I'm a sucker for action figure stands and I'm happy to see more stands included with the toys. The stands are rather simple, made of black plastic with the now classic WWE logo recessed in the center of the stand. There is one peg that firmly rests in either peg hole on the bottom of the figure's feet. Also included is a thin cardboard name that clips into the front of the stand. While I feel this was a cost cutting measure versus stamping the names on each stand it still is a nice little touch. I just foresee these name tags easily being lost or damaged down the road.
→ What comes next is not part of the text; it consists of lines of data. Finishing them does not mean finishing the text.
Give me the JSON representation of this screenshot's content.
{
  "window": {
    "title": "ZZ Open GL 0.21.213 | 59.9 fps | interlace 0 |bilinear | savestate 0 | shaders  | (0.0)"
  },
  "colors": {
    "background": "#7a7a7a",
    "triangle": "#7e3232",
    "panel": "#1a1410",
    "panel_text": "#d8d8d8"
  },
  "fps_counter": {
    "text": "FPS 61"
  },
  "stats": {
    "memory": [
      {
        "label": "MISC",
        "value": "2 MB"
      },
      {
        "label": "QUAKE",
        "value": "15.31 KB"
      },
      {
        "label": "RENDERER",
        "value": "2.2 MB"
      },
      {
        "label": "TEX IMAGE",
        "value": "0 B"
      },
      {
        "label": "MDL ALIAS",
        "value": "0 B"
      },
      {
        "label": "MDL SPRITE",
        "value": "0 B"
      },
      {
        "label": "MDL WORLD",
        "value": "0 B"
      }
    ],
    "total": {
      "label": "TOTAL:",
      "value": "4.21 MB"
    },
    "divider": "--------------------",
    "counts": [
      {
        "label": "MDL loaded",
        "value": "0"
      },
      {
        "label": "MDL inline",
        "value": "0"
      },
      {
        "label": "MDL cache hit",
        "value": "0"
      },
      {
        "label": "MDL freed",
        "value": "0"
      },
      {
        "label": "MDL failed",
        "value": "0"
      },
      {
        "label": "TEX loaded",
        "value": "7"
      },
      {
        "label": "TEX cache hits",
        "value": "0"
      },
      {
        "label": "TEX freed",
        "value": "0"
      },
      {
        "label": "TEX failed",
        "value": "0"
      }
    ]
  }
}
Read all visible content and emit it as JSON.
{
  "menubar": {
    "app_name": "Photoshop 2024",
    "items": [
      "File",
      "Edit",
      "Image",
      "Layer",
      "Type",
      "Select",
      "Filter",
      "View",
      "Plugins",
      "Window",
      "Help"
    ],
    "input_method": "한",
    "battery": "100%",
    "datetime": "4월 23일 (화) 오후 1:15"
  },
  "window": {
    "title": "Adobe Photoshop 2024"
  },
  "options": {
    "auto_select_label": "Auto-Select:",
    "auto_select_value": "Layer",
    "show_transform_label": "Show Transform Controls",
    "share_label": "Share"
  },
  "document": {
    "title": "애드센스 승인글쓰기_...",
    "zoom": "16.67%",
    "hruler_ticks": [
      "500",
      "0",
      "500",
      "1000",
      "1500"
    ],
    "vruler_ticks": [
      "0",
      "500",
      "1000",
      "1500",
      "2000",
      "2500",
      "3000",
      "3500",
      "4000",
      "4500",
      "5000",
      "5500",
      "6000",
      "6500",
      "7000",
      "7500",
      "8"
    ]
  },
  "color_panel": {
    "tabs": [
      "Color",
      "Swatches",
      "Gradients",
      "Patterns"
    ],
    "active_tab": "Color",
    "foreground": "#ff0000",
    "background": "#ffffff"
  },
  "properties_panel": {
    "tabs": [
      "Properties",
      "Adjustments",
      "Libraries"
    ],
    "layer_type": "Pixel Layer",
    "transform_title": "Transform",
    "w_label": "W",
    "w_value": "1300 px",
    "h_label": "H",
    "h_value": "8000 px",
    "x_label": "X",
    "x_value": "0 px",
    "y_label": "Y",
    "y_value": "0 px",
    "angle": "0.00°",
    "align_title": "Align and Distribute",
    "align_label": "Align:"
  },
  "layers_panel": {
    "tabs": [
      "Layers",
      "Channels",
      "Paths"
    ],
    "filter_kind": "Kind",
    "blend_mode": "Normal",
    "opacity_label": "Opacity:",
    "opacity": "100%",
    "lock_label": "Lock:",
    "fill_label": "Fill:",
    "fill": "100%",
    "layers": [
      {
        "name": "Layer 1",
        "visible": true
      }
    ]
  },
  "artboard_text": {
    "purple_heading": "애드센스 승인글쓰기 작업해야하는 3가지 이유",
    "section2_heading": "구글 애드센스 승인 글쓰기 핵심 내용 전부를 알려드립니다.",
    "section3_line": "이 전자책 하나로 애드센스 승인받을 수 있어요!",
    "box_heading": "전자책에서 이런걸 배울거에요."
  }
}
I grew up watching wrestling with my grandfather and older brother. Many of my memories of my grandfather include gathering at his house to watch the then quarterly pay-per-view events. We watched more NWA/WCW growing up, but I remember the flashly WWF broadcasts back the in the day. Flash forward to 2010 and it's clear to see that the WWE hands a firm grasp on the professional wrestling genre. I can see from a business perspective why Mattel wanted to jump in the ring (no pun intended) and manufacture wrestling toys, specifically WWE toys. I'm sure this will be a cash cow for Mattel if they continue to make the figures as they have with this newly released series 1. All in all I have to say that I'm fairly impressed with Mattel's take on the 8 inch scale wrestlers. The attention to detail, articulation and overall likeness of the characters are handled very well and I'm sure the WWE loyal will appreciate this and gobble up just about everything that is released. Will I buy any more of these figures? I doubt it, but that isn't because the figures lack quality. If you are a die hard wrestling fan I believe you will like what Mattel has done with the license. As for me, I'll just stick to watching wrestling on TV and stick w/ my other action figures.